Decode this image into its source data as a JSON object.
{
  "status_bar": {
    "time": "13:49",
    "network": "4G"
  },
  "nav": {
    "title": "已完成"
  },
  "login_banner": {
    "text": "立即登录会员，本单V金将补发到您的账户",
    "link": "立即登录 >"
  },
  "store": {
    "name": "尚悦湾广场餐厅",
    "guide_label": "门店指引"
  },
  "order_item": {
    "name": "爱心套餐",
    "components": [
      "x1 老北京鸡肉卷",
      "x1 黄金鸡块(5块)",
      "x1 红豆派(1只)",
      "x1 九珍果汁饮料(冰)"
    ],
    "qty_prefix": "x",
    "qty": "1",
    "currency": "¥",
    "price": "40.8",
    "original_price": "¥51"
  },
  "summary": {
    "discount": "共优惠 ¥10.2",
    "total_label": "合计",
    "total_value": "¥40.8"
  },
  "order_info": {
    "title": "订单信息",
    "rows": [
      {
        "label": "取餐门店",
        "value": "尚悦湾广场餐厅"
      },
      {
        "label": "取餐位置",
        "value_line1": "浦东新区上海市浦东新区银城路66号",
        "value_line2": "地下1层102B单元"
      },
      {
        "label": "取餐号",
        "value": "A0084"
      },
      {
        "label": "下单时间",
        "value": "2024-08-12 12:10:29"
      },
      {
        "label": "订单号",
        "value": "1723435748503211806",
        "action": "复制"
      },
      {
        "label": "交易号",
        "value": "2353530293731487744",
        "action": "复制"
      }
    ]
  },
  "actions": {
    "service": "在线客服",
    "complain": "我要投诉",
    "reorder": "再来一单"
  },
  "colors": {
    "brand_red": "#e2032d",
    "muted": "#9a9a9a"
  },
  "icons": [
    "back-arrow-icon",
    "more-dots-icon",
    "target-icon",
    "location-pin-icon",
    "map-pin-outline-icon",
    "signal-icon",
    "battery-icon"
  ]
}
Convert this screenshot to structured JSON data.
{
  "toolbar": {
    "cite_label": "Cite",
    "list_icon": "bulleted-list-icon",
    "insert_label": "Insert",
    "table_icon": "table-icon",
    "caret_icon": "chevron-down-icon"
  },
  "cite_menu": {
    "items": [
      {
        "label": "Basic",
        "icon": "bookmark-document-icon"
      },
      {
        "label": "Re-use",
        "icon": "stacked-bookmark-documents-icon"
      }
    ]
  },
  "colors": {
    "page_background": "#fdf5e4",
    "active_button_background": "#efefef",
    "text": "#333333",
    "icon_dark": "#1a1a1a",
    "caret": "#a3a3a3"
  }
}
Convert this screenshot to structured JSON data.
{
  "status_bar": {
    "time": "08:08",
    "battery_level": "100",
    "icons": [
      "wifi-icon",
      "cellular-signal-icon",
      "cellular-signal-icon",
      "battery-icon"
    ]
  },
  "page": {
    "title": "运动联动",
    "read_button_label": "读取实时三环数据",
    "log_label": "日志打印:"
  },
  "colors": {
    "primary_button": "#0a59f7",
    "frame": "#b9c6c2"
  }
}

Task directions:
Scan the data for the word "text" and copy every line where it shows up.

Expected output:
    "text": "立即登录会员，本单V金将补发到您的账户",
    "text": "#333333",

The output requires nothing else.